Exercise prompt: Look for "this" in every line of the listing. Copy the lines that have it.

Entries supplied:
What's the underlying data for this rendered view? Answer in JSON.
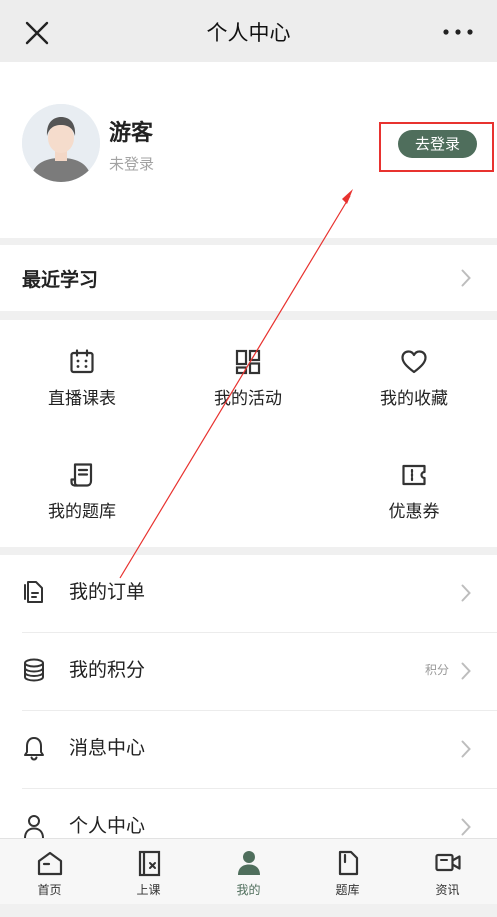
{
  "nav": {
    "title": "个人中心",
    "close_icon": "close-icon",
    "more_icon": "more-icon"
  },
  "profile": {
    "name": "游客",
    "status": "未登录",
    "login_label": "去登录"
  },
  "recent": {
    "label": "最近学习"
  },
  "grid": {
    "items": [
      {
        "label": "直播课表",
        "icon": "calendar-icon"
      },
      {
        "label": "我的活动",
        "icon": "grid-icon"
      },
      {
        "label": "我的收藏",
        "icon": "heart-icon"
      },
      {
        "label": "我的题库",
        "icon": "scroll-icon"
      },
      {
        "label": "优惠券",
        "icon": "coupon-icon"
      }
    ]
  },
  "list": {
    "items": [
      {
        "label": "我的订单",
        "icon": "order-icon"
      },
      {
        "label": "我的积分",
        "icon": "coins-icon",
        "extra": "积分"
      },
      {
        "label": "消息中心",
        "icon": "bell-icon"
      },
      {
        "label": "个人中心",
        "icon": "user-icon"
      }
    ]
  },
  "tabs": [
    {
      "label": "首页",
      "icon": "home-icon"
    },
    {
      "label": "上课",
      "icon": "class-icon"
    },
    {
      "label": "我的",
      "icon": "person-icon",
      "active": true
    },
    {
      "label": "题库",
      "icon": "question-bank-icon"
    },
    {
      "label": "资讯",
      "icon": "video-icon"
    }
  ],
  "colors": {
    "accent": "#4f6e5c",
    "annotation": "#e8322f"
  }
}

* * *

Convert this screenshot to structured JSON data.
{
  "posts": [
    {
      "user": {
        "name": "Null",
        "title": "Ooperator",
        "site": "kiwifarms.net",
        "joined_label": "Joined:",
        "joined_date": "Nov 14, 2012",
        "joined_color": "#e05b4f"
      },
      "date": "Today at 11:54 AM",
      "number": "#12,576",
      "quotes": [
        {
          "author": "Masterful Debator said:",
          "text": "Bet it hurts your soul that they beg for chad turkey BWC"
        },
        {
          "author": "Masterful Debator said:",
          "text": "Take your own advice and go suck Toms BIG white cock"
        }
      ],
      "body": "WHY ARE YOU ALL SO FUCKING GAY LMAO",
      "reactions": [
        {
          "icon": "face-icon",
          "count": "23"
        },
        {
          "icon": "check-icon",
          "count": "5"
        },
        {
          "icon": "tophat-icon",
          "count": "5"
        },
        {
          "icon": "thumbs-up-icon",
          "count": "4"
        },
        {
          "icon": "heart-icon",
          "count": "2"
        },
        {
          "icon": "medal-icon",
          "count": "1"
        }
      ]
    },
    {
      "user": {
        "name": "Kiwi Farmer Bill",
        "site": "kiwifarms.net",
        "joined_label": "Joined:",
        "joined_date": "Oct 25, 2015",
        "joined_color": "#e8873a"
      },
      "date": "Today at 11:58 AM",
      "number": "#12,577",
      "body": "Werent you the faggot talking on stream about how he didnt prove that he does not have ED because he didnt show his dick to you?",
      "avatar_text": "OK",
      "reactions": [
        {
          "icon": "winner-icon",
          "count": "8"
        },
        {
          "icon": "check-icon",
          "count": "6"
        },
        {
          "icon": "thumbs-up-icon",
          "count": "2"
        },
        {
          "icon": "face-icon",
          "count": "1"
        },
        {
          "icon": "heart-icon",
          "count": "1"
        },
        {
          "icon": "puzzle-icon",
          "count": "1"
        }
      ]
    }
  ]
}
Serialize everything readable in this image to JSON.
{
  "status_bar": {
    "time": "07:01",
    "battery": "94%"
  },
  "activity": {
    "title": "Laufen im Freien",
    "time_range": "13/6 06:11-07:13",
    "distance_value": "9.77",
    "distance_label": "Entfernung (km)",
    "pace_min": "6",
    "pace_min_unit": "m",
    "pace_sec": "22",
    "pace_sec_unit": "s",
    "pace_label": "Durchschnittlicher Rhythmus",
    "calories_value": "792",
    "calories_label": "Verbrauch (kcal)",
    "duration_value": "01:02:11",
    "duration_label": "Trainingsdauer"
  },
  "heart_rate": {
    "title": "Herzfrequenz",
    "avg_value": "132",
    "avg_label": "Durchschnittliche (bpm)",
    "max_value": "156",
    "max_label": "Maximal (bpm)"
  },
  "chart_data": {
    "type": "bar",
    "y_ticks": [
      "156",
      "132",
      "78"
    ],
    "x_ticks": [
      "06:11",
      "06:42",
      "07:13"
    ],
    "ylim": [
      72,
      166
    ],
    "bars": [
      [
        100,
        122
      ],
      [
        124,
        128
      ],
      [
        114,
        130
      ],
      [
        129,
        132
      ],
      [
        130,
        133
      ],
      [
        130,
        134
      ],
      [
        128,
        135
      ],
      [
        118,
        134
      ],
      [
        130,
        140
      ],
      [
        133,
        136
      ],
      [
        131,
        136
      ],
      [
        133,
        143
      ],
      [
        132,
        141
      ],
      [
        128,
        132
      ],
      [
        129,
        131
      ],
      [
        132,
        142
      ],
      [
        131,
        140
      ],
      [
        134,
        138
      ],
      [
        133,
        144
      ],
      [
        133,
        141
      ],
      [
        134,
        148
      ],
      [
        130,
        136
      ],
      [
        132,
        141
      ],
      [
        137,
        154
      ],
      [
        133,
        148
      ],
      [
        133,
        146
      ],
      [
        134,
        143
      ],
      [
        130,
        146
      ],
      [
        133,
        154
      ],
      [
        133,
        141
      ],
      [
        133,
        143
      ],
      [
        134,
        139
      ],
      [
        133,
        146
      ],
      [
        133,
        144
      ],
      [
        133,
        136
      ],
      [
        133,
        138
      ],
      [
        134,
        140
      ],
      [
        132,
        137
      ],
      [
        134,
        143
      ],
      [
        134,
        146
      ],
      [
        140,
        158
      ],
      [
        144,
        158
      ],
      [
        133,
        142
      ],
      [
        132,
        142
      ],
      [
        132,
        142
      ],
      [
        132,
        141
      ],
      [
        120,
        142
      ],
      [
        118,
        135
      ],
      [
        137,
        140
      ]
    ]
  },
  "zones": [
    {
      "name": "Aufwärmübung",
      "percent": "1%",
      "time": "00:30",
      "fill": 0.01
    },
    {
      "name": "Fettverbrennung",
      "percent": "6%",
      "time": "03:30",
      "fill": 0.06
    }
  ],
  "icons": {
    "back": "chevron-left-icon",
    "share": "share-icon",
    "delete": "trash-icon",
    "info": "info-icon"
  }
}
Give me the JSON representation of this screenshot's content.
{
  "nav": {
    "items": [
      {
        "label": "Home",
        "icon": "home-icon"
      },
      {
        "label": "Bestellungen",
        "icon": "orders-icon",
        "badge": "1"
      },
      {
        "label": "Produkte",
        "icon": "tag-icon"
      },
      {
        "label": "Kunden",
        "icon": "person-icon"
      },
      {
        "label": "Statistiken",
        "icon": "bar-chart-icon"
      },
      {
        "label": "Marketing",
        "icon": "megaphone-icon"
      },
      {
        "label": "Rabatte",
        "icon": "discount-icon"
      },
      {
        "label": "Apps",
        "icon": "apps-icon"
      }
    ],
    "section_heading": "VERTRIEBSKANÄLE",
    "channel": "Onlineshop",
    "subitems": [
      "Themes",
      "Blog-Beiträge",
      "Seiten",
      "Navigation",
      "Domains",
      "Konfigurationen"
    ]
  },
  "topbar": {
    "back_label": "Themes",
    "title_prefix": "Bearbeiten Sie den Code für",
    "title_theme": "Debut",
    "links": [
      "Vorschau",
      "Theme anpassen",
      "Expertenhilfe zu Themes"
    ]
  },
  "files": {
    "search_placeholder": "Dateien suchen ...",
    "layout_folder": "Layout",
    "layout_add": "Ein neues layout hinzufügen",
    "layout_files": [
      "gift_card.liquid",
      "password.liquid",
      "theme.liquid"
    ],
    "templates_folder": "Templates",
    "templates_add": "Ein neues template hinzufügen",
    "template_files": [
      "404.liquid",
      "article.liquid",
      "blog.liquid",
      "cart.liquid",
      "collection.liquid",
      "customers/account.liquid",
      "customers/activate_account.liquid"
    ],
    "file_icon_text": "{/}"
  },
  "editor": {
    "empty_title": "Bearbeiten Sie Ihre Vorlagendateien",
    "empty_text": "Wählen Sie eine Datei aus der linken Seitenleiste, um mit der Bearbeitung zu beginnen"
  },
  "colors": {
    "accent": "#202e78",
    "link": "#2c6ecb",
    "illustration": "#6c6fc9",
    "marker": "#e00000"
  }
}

Task output:
What's the underlying data for this rendered view? Answer in JSON.
Convert this screenshot to structured JSON data.
Serialize everything readable in this image to JSON.
Give me the JSON representation of this screenshot's content.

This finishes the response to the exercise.